## Assigned task
The copy has to match the data exactly and leave out every picture.

## The input
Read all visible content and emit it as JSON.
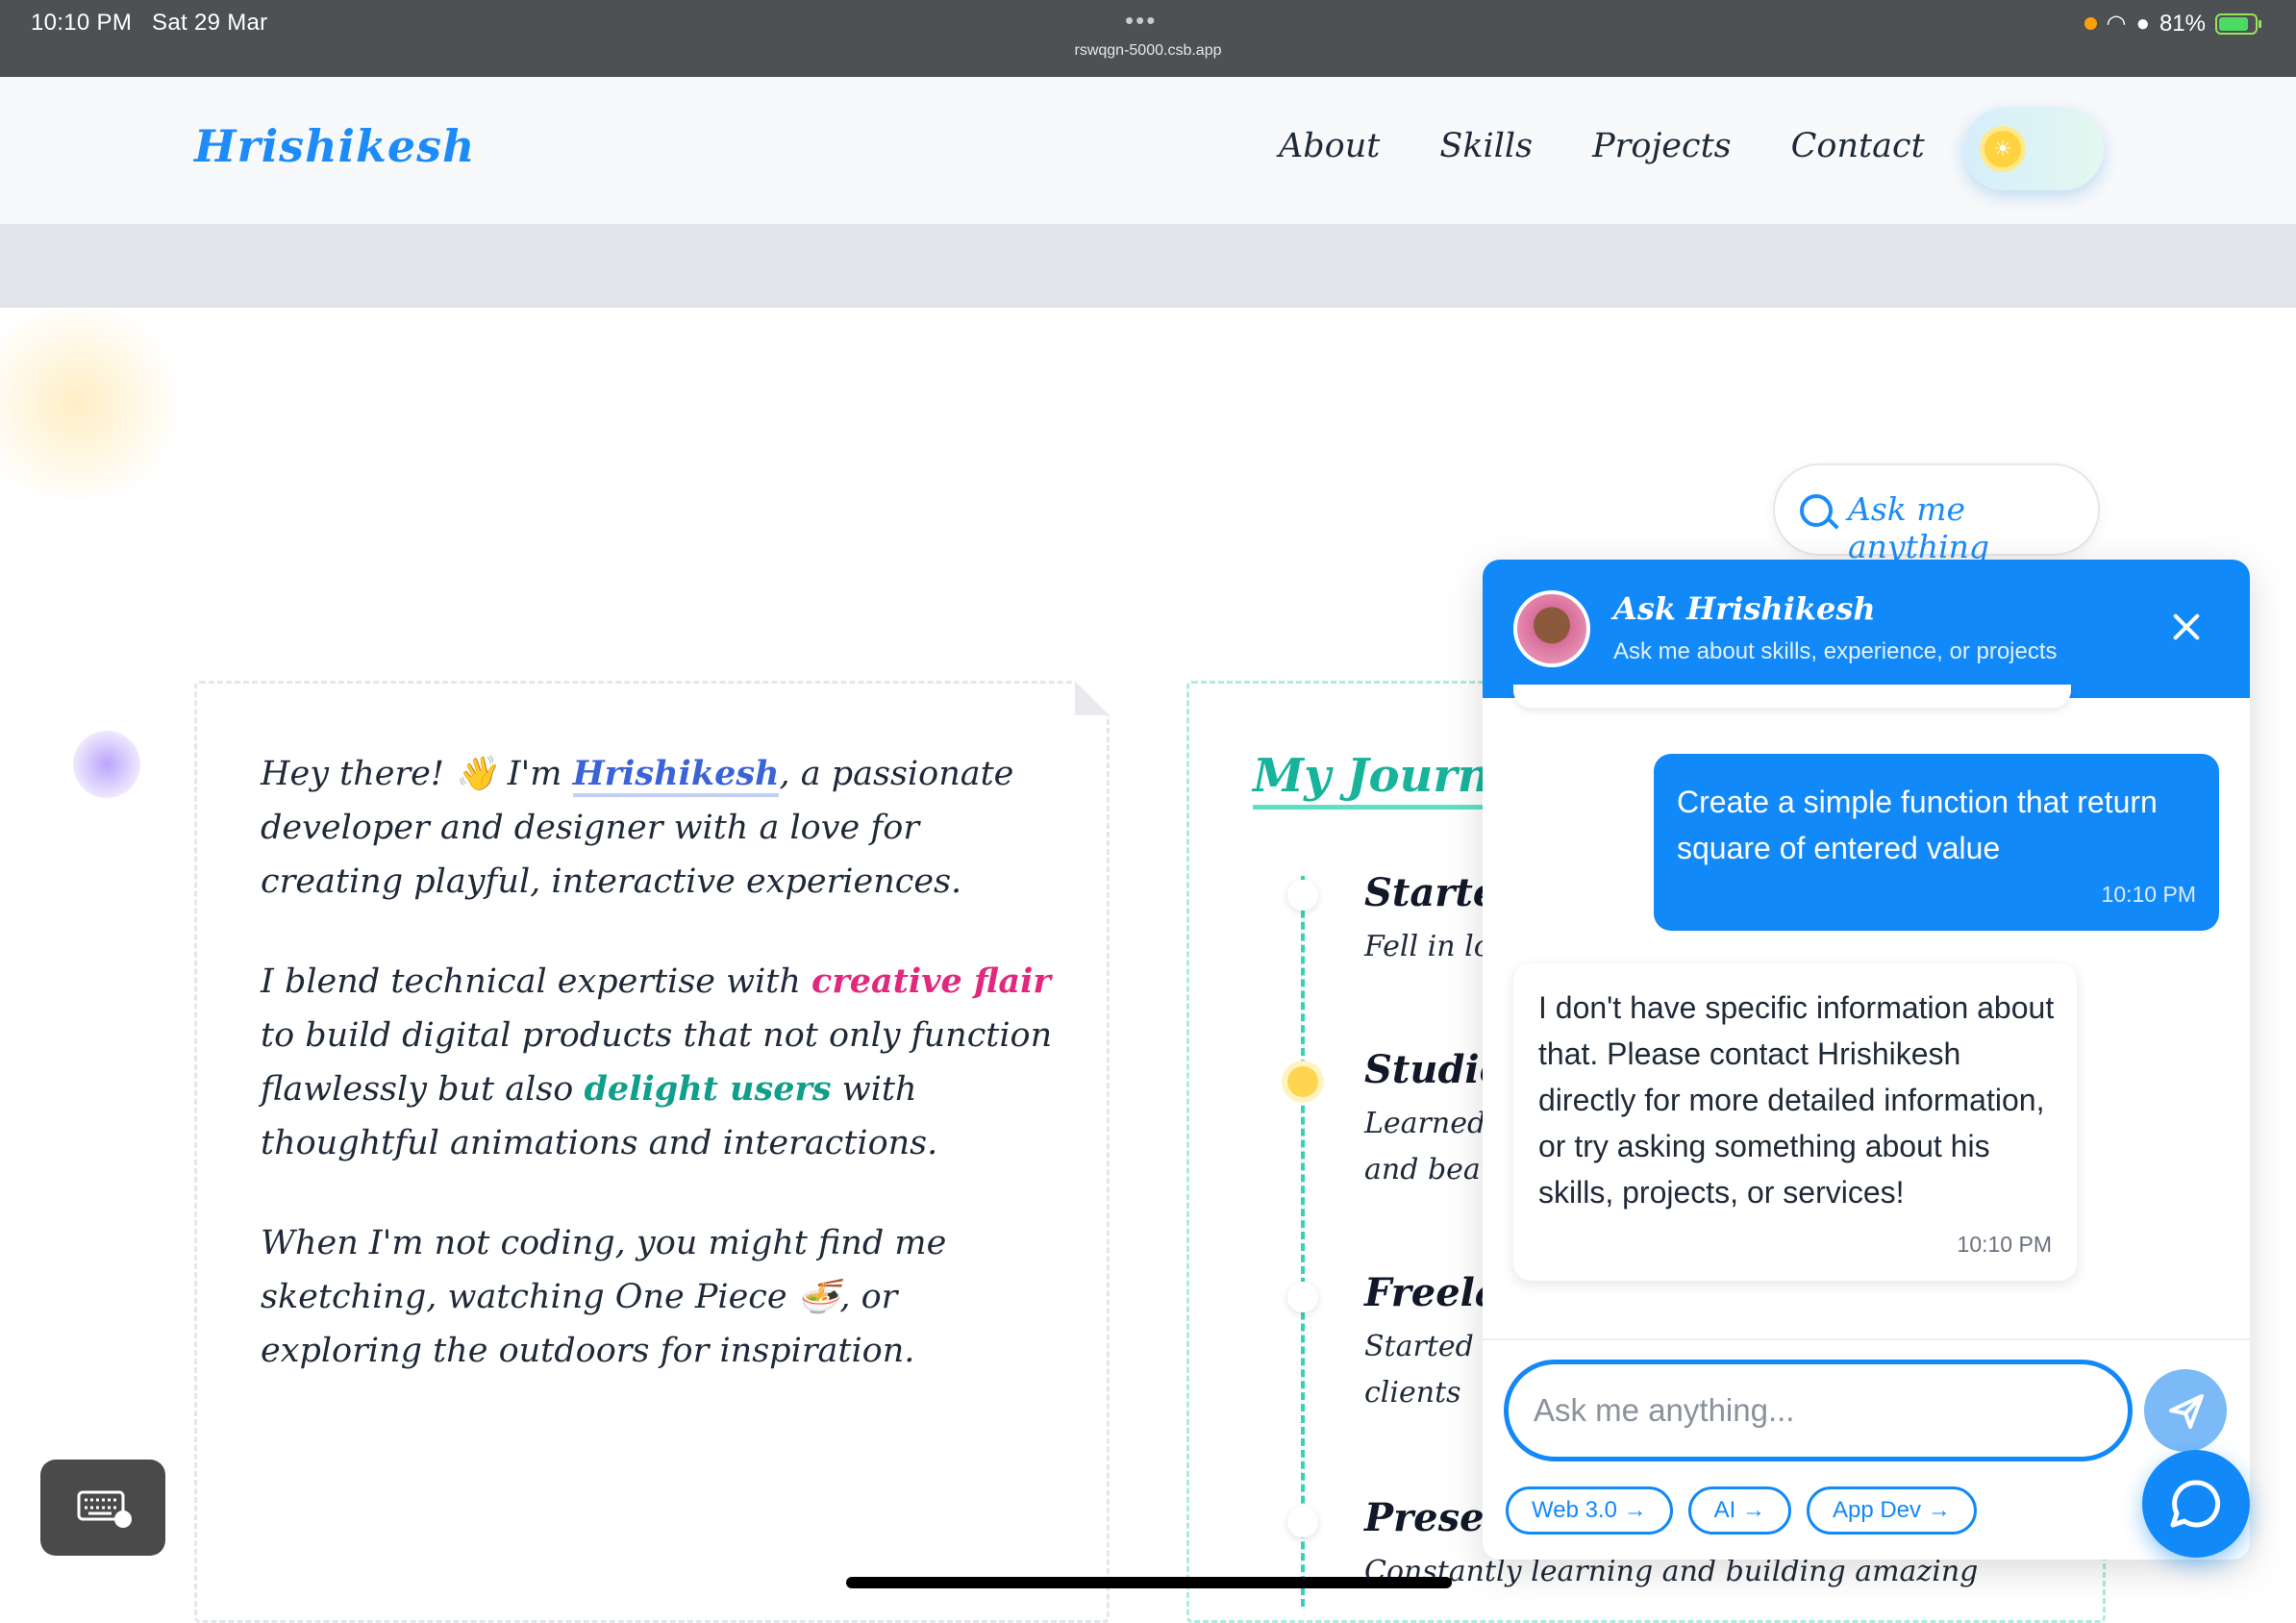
{
  "status_bar": {
    "time": "10:10 PM",
    "date": "Sat 29 Mar",
    "url": "rswqgn-5000.csb.app",
    "battery": "81%"
  },
  "navbar": {
    "logo": "Hrishikesh",
    "links": [
      "About",
      "Skills",
      "Projects",
      "Contact"
    ]
  },
  "about": {
    "p1_a": "Hey there! 👋 I'm ",
    "p1_name": "Hrishikesh",
    "p1_b": ", a passionate developer and designer with a love for creating playful, interactive experiences.",
    "p2_a": "I blend technical expertise with ",
    "p2_hl1": "creative flair",
    "p2_b": " to build digital products that not only function flawlessly but also ",
    "p2_hl2": "delight users",
    "p2_c": " with thoughtful animations and interactions.",
    "p3": "When I'm not coding, you might find me sketching, watching One Piece 🍜, or exploring the outdoors for inspiration."
  },
  "journey": {
    "title": "My Journe",
    "items": [
      {
        "title": "Starte",
        "desc": "Fell in lo"
      },
      {
        "title": "Studie",
        "desc": "Learned\nand beau"
      },
      {
        "title": "Freela",
        "desc": "Started\nclients"
      },
      {
        "title": "Prese",
        "desc": "Constantly learning and building amazing"
      }
    ]
  },
  "ask_pill": {
    "label": "Ask me anything"
  },
  "chat": {
    "title": "Ask Hrishikesh",
    "subtitle": "Ask me about skills, experience, or projects",
    "user_message": "Create a simple function that return square of entered value",
    "user_time": "10:10 PM",
    "bot_message": "I don't have specific information about that. Please contact Hrishikesh directly for more detailed information, or try asking something about his skills, projects, or services!",
    "bot_time": "10:10 PM",
    "input_placeholder": "Ask me anything...",
    "chips": [
      "Web 3.0 →",
      "AI →",
      "App Dev →"
    ]
  },
  "colors": {
    "accent": "#1289f8",
    "teal": "#17b39a",
    "pink": "#e0297d"
  }
}
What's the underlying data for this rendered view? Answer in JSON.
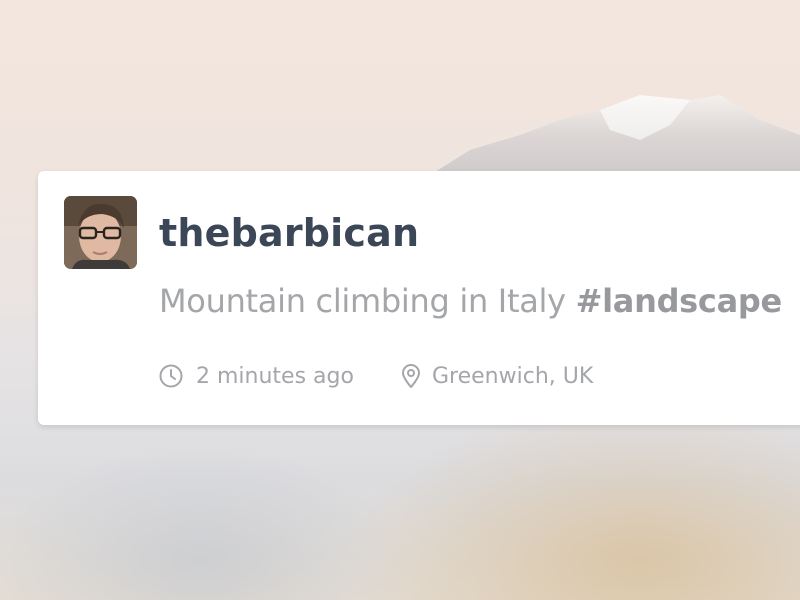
{
  "post": {
    "username": "thebarbican",
    "caption_text": "Mountain climbing in Italy ",
    "hashtag": "#landscape",
    "time_ago": "2 minutes ago",
    "location": "Greenwich, UK"
  },
  "icons": {
    "time": "clock-icon",
    "location": "location-pin-icon"
  },
  "colors": {
    "username": "#3b4656",
    "secondary_text": "#a4a6aa",
    "card_background": "#ffffff"
  }
}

## Response
Read all visible content and emit it as JSON.
{
  "status_bar": {
    "time": "10:10 PM",
    "date": "Sat 29 Mar",
    "url": "rswqgn-5000.csb.app",
    "battery": "81%"
  },
  "navbar": {
    "logo": "Hrishikesh",
    "links": [
      "About",
      "Skills",
      "Projects",
      "Contact"
    ]
  },
  "about": {
    "p1_a": "Hey there! 👋 I'm ",
    "p1_name": "Hrishikesh",
    "p1_b": ", a passionate developer and designer with a love for creating playful, interactive experiences.",
    "p2_a": "I blend technical expertise with ",
    "p2_hl1": "creative flair",
    "p2_b": " to build digital products that not only function flawlessly but also ",
    "p2_hl2": "delight users",
    "p2_c": " with thoughtful animations and interactions.",
    "p3": "When I'm not coding, you might find me sketching, watching One Piece 🍜, or exploring the outdoors for inspiration."
  },
  "journey": {
    "title": "My Journe",
    "items": [
      {
        "title": "Starte",
        "desc": "Fell in lo"
      },
      {
        "title": "Studie",
        "desc": "Learned\nand beau"
      },
      {
        "title": "Freela",
        "desc": "Started\nclients"
      },
      {
        "title": "Prese",
        "desc": "Constantly learning and building amazing"
      }
    ]
  },
  "ask_pill": {
    "label": "Ask me anything"
  },
  "chat": {
    "title": "Ask Hrishikesh",
    "subtitle": "Ask me about skills, experience, or projects",
    "user_message": "Create a simple function that return square of entered value",
    "user_time": "10:10 PM",
    "bot_message": "I don't have specific information about that. Please contact Hrishikesh directly for more detailed information, or try asking something about his skills, projects, or services!",
    "bot_time": "10:10 PM",
    "input_placeholder": "Ask me anything...",
    "chips": [
      "Web 3.0 →",
      "AI →",
      "App Dev →"
    ]
  },
  "colors": {
    "accent": "#1289f8",
    "teal": "#17b39a",
    "pink": "#e0297d"
  }
}
What's the underlying data for this rendered view? Answer in JSON.
{
  "post": {
    "username": "thebarbican",
    "caption_text": "Mountain climbing in Italy ",
    "hashtag": "#landscape",
    "time_ago": "2 minutes ago",
    "location": "Greenwich, UK"
  },
  "icons": {
    "time": "clock-icon",
    "location": "location-pin-icon"
  },
  "colors": {
    "username": "#3b4656",
    "secondary_text": "#a4a6aa",
    "card_background": "#ffffff"
  }
}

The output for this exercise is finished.